- **WHAT YOU NEED TO DO**: Whenever the string "Оплата" turns up in a line of the data below, copy that line.

------ RECORDED INFORMATION

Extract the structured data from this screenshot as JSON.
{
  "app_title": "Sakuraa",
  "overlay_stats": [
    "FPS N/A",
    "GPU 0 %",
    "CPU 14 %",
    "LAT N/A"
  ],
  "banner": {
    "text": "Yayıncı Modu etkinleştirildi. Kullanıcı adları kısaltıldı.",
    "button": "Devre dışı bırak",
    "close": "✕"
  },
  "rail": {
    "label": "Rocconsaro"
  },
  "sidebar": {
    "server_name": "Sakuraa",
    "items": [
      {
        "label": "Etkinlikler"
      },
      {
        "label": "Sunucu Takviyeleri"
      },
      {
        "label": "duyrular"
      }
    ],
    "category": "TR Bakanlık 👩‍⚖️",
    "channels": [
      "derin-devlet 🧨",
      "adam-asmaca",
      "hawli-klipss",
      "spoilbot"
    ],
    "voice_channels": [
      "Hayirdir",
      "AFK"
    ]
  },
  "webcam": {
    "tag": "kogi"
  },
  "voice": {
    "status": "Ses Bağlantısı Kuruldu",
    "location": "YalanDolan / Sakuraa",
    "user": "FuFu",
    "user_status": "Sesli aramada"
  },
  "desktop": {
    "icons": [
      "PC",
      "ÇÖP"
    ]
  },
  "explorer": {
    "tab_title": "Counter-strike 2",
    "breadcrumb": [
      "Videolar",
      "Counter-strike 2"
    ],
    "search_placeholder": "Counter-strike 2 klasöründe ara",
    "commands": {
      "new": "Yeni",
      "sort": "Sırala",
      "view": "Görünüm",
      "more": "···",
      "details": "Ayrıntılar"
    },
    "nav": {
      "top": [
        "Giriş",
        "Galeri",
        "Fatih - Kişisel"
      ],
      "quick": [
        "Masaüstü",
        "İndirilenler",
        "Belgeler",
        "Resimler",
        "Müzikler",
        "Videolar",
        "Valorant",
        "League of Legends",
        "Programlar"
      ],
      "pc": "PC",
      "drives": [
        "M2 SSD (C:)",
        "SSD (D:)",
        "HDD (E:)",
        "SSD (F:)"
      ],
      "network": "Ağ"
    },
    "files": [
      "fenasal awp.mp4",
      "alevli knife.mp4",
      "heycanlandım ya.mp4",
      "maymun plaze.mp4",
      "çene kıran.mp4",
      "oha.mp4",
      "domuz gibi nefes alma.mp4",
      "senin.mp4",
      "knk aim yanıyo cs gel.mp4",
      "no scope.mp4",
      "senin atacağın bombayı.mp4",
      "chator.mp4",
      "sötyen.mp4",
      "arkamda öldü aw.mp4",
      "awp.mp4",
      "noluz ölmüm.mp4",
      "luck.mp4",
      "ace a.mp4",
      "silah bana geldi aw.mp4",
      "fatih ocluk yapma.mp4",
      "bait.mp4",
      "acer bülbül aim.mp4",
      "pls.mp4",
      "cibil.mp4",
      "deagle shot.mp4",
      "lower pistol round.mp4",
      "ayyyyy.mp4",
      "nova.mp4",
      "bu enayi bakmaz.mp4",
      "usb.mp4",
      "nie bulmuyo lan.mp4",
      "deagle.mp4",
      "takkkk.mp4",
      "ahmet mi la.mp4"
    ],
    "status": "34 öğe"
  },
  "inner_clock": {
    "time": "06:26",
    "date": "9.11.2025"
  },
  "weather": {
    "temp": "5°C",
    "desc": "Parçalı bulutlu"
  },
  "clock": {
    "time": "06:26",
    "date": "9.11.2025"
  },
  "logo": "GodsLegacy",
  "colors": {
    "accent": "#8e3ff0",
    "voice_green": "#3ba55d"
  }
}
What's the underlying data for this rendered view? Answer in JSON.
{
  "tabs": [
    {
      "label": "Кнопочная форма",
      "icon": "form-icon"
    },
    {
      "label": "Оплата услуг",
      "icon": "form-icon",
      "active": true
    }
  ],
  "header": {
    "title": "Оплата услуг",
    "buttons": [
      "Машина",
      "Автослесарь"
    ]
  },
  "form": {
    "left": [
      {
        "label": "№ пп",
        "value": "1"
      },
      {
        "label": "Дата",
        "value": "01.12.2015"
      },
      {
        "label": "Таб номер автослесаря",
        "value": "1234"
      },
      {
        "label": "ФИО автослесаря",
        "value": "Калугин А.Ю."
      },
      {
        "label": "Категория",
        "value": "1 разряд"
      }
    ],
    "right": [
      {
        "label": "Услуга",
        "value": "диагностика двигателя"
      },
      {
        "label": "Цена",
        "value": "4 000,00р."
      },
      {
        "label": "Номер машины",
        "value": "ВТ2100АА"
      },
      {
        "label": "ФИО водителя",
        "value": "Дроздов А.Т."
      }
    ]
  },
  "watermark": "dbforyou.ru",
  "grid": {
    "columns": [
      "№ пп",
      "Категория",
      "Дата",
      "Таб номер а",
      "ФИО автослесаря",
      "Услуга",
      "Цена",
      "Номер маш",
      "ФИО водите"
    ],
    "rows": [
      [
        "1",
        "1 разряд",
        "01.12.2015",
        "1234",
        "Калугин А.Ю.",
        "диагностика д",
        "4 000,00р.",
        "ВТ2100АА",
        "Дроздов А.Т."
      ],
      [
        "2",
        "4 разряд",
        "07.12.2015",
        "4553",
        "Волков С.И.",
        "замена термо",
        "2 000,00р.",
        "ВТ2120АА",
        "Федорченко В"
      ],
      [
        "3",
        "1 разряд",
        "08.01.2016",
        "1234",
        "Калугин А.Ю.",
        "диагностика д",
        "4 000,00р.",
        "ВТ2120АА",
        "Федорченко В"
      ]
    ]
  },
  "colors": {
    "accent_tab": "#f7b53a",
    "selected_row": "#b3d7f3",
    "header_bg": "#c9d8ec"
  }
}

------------

- **ANSWER SPACE**:
      "label": "Оплата услуг",
    "title": "Оплата услуг",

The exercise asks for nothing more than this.